As a way of thanking Headway for all its support over the past few years, Lois decided to become a Headway Home Hero and take on her own 2.6 Challenge by walking 26.2 miles in 10 days.
She said: “I felt proud to raise awareness of a charity so close to all our hearts.
"Headway has been there for Sarah through some difficult times and the support on offer has been incredible.”
In July 2018, Lois’ daughter Sarah sustained a traumatic brain injury.
41-year-old Sarah had always been a keen cyclist and decided that she would embark on an adventure from Lands’ End to John O’Groats in memory of her brother who had committed suicide a few years earlier.
But Sarah and her family could never have prepared themselves for what came next.
It was on day five of her 1000-mile trip that the front wheel of her bike fell off while she was travelling at speed, causing her to lose control and crash. She sustained a mild traumatic brain injury, broken jaw and dislocated shoulder among other minor physical injuries.
Sarah said: “To start with, the significance of the brain injury wasn’t apparent. I struggled a lot with headaches, fatigue, concentrating and maintaining attention - and being in loud, busy environments was a no-no!” It was then that Sarah decided to reach out to Headway.
She said: “The Headway helpline was excellent and I was able to get much needed support and guidance.

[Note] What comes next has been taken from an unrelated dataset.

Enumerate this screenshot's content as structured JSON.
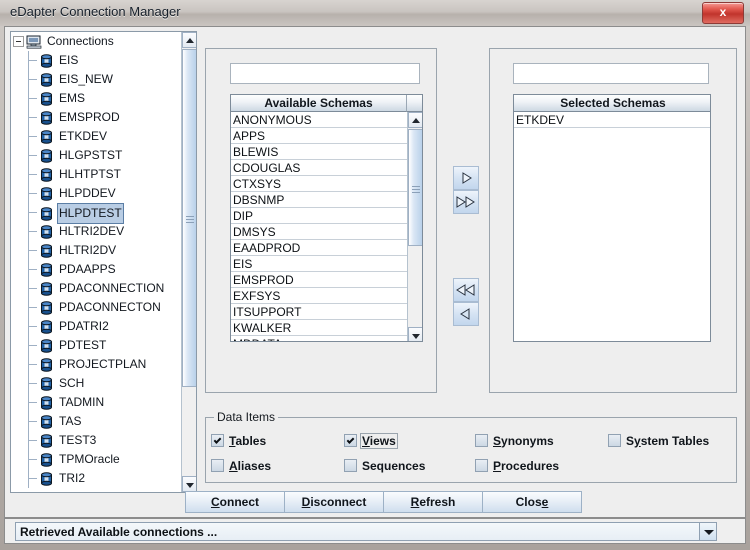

I also used the information on the website which was really useful in helping me to understand the brain injury.”
Sarah also accessed support through her local Headway group in Warrington.
“I was made to feel welcome at Headway Warrington and my experience of living with a brain injury was validated,” she said. “For all those living with a mild TBI or post-concussion syndrome who like me may have struggled with acceptance of their injury and finding the support and rehab necessary, you are not alone, believe in yourself, access the support on offer at Headway, it can make a difference to your recovery.”
To say thank you for the support Headway offered Sarah following her injury, Lois decided to don her walking boots for the 2.6 Challenge and walk an impressive 26 miles over the course of 10 days.
“It was on my 79th birthday that Sarah mentioned the 2.6 Challenge and I suggested we do a 2.6-mile walk. My husband Glyn and I walk almost every day and the beautiful surroundings in our town mean it isn’t difficult to cover that distance.
“But Sarah had something else in mind. She suggested that we walk 2.6 miles for 10 days to cover the length of a marathon. We took on the challenge.
“Glyn, who himself sustained a brain injury a few months before we were married, is an avid walker but I suffer from osteoarthritis so it was more of a challenge for me to do the distances on a daily basis.
“We had some lovely weather for the first few days, but I even enjoyed walking in the rain too as it was all for a good cause.”
Other members of Lois’ family have also gotten involved with the 2.6 Challenge by walking, dancing, trampolining and jumping on a pogo stick.
As for Sarah’s future? For the time being she is focusing on her recovery and learning to come to terms with a new way of life post-brain injury.
She said: “Acceptance has been difficult and slow in coming. I certainly felt a fraud especially when compared to those who have sustained more severe brain injuries. I doubted my symptoms for so long, feeling a failure for not being better after 21 months!
“For me, this is no longer about recovering what once was, but adapting and becoming something, someone better because of this injury.”
Lois added: “We have always been proud of Sarah and all that she has achieved, but we are also proud of the way she has faced this trauma.
"It has been the most difficult challenge anyone should have to face as her life has been turned upside down.”Back